“Absolutely inaccessible by fair means!” Albert F. Mummery
A boat and a man go across Europe
On the rivers of the Old Continent to take man back to nature, nature back to man, man back to man. For a New man.
The questions. Can we continue to “use” the Earth without limits, without sense? Can we continue to destroy, consume, throw away? Is a “sustainable” life possible? Are conferences, campaigns, grapevines on the internet enough?
Is there not perhaps a need for a simple yet epic gesture? A new and ancient gesture?
The facts and figures. 5,200 kilometres, 6 months on a rowing boat, day and night, 1 million oar strokes on the Rhine and Danube from the English Channel to the Black Sea. And to help him across 15 countries from London to Istanbul, and passing through Italy (boat launch), England, France, Belgium, Germany, Austria, Slovakia, Hungary, Croatia, Serbia, Romania, Bulgaria, Moldavia, Ukraine and Turkey, there will only be the wind and a sail. All of this not for a sporting achievement but to build a new relationship with nature, water and rivers.
It is the feat of 44 year old Giacomo De Stefano, born in Asti but Venetian by adoption. He is more than just an environmentalist. He defines himself as a “new world traveller”. The miracle of the feat is written in the budget: 0 euro. It is centred on a “gift economy”, cost-free. Private businesses, friends, partners: they are working with him, providing him with tools and ideas; they are creating conditions to make possible something exceptional.
Man on the river. In April, “Man on the River” will begin in London. Six months in a rowing boat, using only his arms, the arms of a man who describes a new humanism, beyond the technology of engines with a thousand horse-power.
Why “Man on the River”?
For centuries, rivers have been the principal thoroughfares for linking civilisations, and of supplying water to human communities.
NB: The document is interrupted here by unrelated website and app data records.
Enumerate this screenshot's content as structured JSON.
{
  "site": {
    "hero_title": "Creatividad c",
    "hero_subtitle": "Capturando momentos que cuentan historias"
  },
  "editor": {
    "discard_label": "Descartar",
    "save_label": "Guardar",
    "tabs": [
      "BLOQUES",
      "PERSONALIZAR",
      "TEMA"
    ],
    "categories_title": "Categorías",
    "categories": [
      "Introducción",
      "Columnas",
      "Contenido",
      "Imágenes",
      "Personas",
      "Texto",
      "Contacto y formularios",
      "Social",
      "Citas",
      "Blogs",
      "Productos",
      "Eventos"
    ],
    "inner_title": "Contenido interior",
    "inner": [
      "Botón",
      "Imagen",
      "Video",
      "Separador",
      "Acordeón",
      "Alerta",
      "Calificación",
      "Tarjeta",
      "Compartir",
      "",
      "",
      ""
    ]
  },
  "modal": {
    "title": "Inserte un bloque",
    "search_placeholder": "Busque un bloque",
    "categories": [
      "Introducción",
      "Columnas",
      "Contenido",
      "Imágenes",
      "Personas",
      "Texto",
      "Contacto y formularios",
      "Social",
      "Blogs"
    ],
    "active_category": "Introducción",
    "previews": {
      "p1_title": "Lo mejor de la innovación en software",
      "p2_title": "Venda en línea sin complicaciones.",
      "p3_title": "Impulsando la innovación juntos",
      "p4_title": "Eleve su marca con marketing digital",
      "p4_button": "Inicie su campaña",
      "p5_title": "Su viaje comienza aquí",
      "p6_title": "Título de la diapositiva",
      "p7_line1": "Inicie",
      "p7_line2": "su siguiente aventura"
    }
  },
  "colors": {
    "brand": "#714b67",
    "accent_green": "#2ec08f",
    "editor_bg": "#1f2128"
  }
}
It is no coincidence that almost all major cities have grown on the banks of a river. Today, most waterways are left to themselves, favouring other forms of polluting and costly transport and, worse, dumping both urban and industrial waste and sewage into the rivers, bringing a slow death upon river life.
With “Man on the River” Giacomo wants to give centrality back to the rivers that flow through Europe: beginning in the Thames, he will cross the English Channel, follow the French canals to Strasbourg, then enter the Rhine up to Nürnberg; he will then enter the Danube, crossing Vienna, Bratislava and Belgrade until he reaches the Black Sea. From there on to Istanbul for an expected total duration of five months.
In the wake of his boat he will also try to trace life in a new world, the way to new economic opportunities, a form of tourism which is more respectful and sustainable. Demonstrating that not only can one travel with little and respect nature but that this form of tourism is immensely more emotionally-rich and satisfying.
Change if you can. “Man on the River”: a journey across the heart of Europe, a green heart that is searching to destroy a black and polluted heart, with the cry “Change if you can”.
Could it be the original and alluring European version of the American “Change”?